* Task prompt *
The lines below may contain the word "data". Please count those that do and give the number alone.

▼

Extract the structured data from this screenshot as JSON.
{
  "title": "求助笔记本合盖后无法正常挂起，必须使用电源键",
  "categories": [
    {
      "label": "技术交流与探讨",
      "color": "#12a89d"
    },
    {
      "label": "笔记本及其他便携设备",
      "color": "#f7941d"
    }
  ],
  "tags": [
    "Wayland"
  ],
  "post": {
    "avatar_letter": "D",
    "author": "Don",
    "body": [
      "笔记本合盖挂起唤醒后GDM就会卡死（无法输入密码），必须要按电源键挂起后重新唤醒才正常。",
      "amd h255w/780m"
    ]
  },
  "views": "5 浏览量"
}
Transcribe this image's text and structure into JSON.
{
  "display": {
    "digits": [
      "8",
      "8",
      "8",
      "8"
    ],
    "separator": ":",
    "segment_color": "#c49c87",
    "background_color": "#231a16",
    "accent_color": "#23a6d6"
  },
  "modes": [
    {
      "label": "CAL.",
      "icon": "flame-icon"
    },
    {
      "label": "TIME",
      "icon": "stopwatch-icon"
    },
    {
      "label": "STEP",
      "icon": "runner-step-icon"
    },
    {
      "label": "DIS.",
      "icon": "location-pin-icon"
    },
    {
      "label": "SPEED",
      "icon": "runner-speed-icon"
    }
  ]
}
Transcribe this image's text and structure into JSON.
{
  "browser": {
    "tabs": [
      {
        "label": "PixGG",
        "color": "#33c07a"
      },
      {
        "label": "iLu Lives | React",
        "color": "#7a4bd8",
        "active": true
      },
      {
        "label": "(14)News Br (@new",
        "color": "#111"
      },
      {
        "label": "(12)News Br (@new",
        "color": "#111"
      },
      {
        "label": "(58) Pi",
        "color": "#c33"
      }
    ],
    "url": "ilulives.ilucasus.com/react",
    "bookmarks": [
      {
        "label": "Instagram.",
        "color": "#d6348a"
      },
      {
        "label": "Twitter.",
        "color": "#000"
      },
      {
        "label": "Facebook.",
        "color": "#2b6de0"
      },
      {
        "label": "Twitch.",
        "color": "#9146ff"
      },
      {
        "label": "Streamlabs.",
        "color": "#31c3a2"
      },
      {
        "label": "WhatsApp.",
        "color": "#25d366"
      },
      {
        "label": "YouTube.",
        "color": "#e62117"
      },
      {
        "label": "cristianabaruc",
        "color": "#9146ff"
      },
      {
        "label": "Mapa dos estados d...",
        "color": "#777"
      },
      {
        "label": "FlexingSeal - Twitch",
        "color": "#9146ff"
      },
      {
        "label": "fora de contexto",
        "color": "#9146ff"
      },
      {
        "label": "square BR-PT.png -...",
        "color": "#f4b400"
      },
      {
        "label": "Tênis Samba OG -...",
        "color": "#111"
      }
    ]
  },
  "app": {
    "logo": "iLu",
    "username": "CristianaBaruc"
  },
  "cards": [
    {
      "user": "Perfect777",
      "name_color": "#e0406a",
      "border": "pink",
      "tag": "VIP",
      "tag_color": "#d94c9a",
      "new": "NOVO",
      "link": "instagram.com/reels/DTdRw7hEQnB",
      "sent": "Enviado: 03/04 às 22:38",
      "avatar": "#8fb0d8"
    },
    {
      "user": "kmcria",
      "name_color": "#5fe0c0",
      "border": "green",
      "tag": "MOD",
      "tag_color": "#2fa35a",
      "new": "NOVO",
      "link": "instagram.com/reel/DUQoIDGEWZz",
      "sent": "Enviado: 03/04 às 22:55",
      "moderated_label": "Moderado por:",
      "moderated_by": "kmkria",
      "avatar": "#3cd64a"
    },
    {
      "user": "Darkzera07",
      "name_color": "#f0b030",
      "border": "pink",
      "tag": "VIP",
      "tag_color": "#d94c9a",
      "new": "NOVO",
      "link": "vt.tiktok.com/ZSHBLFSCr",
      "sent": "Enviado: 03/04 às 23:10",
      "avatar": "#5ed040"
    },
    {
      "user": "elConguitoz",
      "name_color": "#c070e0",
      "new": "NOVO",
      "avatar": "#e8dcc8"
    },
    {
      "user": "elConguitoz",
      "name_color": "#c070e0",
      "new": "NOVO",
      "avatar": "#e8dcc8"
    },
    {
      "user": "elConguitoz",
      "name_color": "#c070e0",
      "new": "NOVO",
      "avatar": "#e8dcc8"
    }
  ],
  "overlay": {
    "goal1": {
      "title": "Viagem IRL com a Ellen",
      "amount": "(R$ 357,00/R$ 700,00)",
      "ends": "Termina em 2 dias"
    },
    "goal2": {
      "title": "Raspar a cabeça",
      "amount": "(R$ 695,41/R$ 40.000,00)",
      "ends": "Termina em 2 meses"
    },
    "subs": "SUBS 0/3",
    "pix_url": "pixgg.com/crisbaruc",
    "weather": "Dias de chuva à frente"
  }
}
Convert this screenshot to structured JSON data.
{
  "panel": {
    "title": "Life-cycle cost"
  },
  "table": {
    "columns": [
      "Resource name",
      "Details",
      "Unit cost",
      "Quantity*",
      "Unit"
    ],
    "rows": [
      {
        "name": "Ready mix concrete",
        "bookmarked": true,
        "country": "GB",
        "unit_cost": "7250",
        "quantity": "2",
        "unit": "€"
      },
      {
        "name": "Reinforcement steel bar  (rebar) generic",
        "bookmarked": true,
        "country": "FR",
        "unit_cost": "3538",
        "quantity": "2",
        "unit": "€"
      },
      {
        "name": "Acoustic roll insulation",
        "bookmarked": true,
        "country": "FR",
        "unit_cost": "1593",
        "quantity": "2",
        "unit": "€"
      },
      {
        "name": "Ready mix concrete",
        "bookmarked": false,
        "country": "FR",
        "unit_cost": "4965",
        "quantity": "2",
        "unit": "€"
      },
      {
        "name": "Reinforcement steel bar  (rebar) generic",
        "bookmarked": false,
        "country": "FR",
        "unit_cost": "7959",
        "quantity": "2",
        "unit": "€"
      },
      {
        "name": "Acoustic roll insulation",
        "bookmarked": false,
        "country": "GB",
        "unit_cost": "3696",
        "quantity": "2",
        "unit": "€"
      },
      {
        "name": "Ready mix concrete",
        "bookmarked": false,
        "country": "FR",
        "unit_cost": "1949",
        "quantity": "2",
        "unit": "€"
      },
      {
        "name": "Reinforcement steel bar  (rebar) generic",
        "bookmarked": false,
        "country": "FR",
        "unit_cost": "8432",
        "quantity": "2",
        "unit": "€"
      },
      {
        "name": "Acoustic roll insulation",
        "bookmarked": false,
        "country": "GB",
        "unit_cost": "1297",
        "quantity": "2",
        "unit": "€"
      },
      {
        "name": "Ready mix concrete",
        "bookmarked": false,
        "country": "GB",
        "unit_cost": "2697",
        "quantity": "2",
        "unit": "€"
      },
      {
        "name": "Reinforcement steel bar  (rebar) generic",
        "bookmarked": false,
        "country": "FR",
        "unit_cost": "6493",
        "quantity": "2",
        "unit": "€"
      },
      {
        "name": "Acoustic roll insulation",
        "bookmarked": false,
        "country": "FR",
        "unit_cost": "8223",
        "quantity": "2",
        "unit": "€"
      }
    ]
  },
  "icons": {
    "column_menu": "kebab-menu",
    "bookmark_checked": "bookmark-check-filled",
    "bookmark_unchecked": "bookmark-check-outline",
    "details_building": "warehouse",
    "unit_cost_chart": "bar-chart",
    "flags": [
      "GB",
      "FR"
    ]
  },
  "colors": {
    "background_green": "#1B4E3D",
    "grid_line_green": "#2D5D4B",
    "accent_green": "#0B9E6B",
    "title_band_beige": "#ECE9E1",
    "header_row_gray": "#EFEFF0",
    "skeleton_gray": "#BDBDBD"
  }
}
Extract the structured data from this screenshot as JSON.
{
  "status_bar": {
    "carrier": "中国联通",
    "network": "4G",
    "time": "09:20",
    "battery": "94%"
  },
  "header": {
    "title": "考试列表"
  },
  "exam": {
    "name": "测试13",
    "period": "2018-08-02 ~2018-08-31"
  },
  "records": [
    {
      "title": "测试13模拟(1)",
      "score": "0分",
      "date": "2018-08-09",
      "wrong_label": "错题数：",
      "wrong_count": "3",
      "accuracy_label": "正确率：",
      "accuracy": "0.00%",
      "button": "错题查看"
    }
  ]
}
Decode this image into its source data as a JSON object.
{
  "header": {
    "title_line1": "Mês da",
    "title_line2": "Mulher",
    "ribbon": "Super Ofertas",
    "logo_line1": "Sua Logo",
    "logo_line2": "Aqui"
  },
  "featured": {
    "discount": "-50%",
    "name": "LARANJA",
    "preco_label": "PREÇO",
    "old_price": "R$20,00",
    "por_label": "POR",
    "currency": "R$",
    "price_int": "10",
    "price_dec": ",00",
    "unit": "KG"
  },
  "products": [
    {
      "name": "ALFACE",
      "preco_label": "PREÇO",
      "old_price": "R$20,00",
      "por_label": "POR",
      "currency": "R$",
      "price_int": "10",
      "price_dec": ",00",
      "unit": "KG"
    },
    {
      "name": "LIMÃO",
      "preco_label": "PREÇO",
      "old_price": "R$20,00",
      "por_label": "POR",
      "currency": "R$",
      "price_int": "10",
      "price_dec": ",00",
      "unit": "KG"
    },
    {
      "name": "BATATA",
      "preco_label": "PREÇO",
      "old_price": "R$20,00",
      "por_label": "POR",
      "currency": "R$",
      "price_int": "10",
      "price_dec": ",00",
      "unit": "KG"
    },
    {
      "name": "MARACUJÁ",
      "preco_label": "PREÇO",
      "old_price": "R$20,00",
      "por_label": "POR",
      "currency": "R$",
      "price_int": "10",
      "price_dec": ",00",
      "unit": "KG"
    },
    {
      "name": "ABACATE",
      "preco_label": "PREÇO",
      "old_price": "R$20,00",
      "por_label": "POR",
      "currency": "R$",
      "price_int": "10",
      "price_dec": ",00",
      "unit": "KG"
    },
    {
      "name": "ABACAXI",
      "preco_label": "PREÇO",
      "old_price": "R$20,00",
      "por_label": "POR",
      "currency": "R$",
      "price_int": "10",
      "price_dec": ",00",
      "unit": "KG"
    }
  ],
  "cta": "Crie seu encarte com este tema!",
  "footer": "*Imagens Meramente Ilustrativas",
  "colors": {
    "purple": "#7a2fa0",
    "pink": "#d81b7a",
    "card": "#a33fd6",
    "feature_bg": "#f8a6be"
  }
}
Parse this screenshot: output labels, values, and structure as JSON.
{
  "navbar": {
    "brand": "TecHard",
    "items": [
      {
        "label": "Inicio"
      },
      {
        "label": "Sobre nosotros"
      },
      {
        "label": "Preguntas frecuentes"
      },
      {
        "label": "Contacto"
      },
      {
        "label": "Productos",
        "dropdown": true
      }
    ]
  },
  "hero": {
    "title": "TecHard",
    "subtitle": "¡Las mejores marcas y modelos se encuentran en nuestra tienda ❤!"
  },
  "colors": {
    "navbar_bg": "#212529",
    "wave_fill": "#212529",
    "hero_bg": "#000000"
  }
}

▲

* Exercise response *
4